“I think it certainly moves the law forward,” McEwan says. “It gives hope to lawyers and families alike that these marriages can be found to be void … which I think is excellent.”
Hunt’s case is unusual because most predatory brides and grooms target elderly people who are lonely or fragile because marriage immediately revokes an existing legal will. After death, the new bride or groom gets the first $200,000 and must split the rest with surviving children — although some burn through the money.
Ontario protections are lagging behind provinces like Alberta and British Columbia, which updated estate laws so that marriage doesn’t immediately revoke a will. Quebec doesn’t revoke wills nor do most American states.
It’s a caution for families, particularly when an estimated $1 trillion in inheritance is expected to be passed through generations over the next 20 years.
Graham Webb, a lawyer with the Advocacy Centre for the Elderly, says today’s aging society is sitting on huge wealth, mostly from real estate, so there’s “a lot of incentive for people to prey on cognitively impaired older adults.”
Hunt is now 56 and living with his son, Justin, 31, in the same home in the town of Novar. Brad, 27, lives nearby with his wife and baby daughter.
The brothers run Hunt’s company, Camel Lake Bobcat and Landscaping, while the insurance money pays for Hunt’s care, from physiotherapists to personal support workers.
While Hunt testified in court, he doesn’t fully understand the outcome of the case. But his sons do.
“It’s a relief,” says Justin. ‘Nothing was worse than worrying about something for over six years, every day and night. It’s been nice not to have to worry about Dad losing his house, or not having a decent life.”
Commentary by the Ottawa Mens Centre
This is a typical feminist stunt by Legal Aid Ontario. Its part
of the untold story of abuse of men and the promotion of violence
and abuse by women towards men.
Legal Aid across Canada is dolled out generally to those who are criminals
whose income is the proceeds of crime or, to female welfare recipients who

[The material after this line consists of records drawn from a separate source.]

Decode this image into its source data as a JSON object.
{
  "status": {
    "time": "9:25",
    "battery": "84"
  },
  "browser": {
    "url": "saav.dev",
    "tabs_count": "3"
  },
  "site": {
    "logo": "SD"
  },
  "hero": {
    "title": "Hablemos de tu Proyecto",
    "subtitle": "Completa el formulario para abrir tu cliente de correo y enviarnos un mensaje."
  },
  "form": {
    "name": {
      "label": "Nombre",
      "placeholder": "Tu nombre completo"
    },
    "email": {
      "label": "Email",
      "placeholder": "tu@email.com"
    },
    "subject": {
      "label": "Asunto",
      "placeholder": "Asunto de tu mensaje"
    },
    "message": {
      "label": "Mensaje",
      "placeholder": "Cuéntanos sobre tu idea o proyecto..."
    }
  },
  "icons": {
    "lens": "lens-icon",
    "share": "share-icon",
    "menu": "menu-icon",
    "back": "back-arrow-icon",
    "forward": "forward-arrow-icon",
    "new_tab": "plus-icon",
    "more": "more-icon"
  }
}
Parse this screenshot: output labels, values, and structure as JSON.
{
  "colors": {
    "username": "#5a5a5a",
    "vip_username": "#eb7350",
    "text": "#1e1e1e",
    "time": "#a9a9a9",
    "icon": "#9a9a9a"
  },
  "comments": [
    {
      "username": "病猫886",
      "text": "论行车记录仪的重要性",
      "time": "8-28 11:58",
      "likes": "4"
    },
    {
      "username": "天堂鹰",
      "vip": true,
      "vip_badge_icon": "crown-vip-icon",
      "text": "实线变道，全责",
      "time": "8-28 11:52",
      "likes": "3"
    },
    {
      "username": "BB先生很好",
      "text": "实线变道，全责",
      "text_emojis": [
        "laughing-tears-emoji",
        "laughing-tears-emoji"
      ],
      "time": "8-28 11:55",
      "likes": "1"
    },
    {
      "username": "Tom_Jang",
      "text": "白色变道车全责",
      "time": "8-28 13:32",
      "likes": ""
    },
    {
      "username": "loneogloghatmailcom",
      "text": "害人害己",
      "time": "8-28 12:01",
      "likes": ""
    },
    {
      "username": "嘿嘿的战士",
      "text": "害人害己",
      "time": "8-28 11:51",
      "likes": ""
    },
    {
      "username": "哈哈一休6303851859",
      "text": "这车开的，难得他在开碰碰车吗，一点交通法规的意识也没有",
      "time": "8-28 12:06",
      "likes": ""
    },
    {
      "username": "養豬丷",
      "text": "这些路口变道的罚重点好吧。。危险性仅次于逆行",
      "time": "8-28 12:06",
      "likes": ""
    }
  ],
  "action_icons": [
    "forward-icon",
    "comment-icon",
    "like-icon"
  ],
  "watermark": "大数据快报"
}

most of the time are making good incomes from welfare, child support and
providing child care services without giving "receipts".
If you have a story of legal aid abuse of power, drop us an email.